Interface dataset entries
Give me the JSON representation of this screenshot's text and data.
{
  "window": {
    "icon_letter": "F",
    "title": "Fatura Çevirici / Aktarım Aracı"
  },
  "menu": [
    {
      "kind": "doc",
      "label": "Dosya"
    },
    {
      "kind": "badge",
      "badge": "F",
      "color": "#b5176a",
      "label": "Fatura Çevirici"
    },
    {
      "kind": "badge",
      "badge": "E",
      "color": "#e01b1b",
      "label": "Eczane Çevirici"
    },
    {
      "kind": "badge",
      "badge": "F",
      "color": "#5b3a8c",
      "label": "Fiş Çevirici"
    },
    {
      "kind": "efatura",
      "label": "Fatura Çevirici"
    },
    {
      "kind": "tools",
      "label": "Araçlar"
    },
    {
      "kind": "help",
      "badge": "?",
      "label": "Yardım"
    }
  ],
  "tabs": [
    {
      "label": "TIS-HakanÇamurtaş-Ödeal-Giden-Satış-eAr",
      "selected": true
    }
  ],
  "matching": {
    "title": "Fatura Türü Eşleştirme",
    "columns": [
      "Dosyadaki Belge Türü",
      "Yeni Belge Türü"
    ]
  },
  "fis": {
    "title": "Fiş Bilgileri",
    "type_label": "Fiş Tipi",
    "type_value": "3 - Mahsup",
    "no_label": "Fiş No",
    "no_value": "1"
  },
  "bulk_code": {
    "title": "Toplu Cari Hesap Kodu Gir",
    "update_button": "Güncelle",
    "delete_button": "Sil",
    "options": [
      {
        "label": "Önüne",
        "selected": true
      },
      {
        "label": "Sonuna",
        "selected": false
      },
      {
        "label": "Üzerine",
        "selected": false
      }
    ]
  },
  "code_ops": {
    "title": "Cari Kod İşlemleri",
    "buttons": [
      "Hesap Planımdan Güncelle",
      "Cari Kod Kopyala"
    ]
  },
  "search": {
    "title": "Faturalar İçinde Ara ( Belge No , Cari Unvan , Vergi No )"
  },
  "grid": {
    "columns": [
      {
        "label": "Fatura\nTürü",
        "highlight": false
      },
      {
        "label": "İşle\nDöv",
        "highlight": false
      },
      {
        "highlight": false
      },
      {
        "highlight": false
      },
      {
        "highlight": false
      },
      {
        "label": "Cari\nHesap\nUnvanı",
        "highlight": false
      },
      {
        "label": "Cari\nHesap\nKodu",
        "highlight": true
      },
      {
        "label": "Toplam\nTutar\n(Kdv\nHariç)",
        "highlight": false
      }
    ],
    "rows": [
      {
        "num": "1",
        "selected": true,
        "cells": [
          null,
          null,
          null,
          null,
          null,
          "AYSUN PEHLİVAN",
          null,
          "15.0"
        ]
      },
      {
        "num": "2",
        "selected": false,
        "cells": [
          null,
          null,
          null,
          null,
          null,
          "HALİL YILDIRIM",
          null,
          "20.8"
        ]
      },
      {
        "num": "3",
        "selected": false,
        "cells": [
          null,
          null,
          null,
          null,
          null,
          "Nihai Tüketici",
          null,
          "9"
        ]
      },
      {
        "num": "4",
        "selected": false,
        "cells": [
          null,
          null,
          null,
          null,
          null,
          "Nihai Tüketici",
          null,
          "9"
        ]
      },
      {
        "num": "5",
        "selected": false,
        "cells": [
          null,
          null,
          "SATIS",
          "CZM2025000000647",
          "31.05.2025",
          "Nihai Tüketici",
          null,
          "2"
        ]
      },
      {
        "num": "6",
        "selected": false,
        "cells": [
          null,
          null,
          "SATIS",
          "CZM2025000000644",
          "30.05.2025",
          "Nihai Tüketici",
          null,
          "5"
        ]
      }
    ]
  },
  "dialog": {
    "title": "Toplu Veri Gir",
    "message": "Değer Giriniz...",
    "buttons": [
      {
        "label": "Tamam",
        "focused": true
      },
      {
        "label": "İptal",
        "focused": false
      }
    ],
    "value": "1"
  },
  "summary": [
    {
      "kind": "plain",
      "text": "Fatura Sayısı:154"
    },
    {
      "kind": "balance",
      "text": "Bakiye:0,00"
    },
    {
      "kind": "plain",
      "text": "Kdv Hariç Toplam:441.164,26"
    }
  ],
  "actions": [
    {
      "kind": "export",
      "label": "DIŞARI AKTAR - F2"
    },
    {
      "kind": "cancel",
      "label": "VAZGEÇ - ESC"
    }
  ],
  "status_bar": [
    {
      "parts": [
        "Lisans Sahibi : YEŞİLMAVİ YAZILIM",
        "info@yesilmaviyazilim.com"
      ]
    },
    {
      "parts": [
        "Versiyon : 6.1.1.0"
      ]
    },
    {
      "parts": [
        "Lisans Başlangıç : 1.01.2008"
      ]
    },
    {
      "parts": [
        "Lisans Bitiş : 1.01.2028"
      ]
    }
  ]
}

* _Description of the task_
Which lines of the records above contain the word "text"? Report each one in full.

* _Response to the task_
Give me the JSON representation of this screenshot's text and data.
      "text": "Fatura Sayısı:154"
      "text": "Bakiye:0,00"
      "text": "Kdv Hariç Toplam:441.164,26"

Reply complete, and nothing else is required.